Victoria Beckham, Prince Charles, Jimmy Iovine Pay Tribute to ‘American Idol’ Creator Simon Fuller
Friends and colleagues offer THR insight into the latest inductee to the Hollywood Walk of Fame
His friends describe him as "thoughtful," "strategic," "visionary" and "magnetic." But when pressed, even people who have known Simon Fuller for decades confess that the quiet-spoken enigma is nearly impossible to pin down. "I've worked with him for longer than I care to mention," says one person with whom Fuller has done deals. "But I can't say honestly that I know him." The 51-year-old Briton has proved to be the master puppeteer of our times, confidently reinventing the zeitgeist again and again. Starting his career at Chrysalis Records in the mid-'80s, Fuller discovered musician-composer Paul Hardcastle and formed the management firm 19 Entertainment. Over two roller-coaster decades, he went from building the pop act Spice Girls to launching the television show S Club 7 to creating Pop Idol and So You Think You Can Dance before selling the business to CKx Inc. in 2005 and launching XIX Entertainment. Meanwhile, he has represented clients ranging from fashion designers to race car drivers, and his newest venture is the Latin American music talent competition Q'Viva with Jennifer Lopez and her husband Marc Anthony (still being shopped). Fuller's estimated worth is a cool $570 million, a moguldom matched only by his very unmogul-like avoidance of the limelight. An inner circle of friends and colleagues has allowed him to perfectly meld the personal and professional -- tweaks for a new show might be ironed out over dinner at his home in the south of France -- and colleagues routinely become part of the family. On the eve of his May 23 star ceremony, his pals offered these toasts to Fuller.
Composer and musician
"Simon is a special person; we first worked together in the 1980s when he was starting his business; he named the company after my song "19." It was great to have someone so young and energetic pushing the business side of it. He's unusual in his approach because he always thinks through what he's doing and is very logical and strategic. He's good at giving his artists the confidence and freedom to follow their own instincts. He's supported me all the way, and the record went to No.1 in the States and the U.K., so it really started both our careers off with a bang. He fully deserves the recognition he's getting in America, even though I know he'll be slightly embarrassed by it."
Chairman and CEO, Universal Music Group
"I met Simon for the first time in 1981 at a Stray Cats gig in London. Simon had already earned a reputation for being a competitor. We were both talent scouts at the time, and what became immediately apparent was that we both shared a real passion for discovering and nurturing great talent -- and making deals. The quality and ingenuity of the events that Simon has created with the Spice Girls and American Idol have defined not only the audio soundtrack of people's lives but the visual one as well. He's a creative pioneer."

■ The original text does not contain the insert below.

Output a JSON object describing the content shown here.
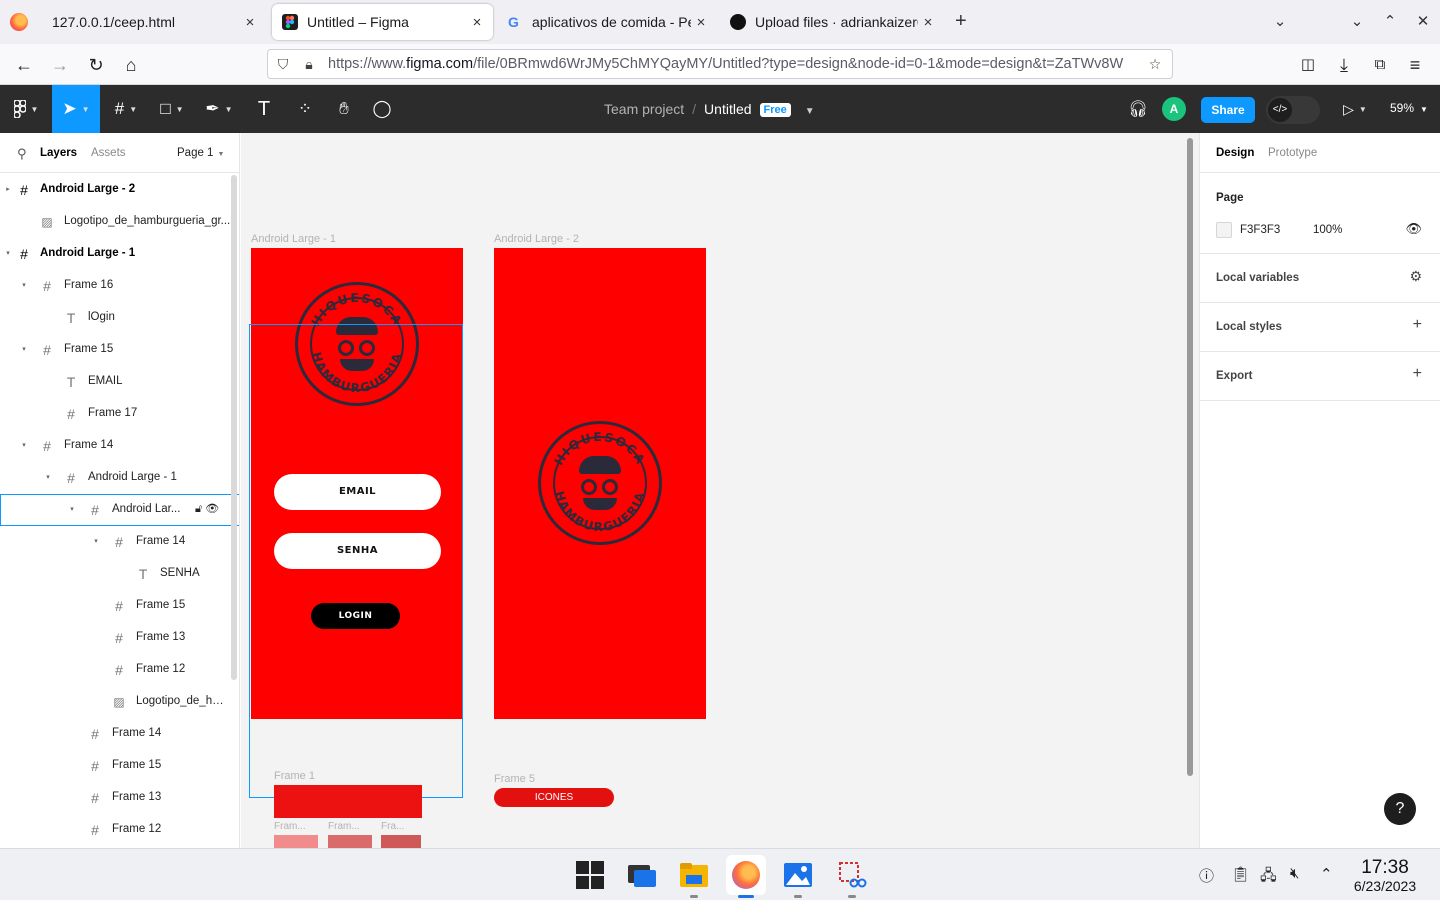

- John Oliver on the Luxurious 'Freedom' of HBO, His Complicated Relationship With NYC
- The Hollywood Reporter's 35 Most Powerful People in New York Media 2014
- Cannes Preview: The Hot Movies in the Running to Hit the Croisette
- CBS' $67 Million Man: Does Leslie Moonves' Moolah Make Sense?
- 'Mrs. Doubtfire' Sequel in the Works at Fox 2000 (Exclusive)
- MOST SHARED
- MOST POPULAR
- Bryan Singer Accused Of Sexually Assaulting Underage Boy
- Masters Of Sex, Girls & "Boogie Train": Conversations with Michael Penn and Foghat's Roger Earl
- The Americans 'New Car' Recap: "I'm a Good Person, I Swear!"
- The Extremely Hard Lessons That the Themed Entertainment Industry Learned From Hard Rock Park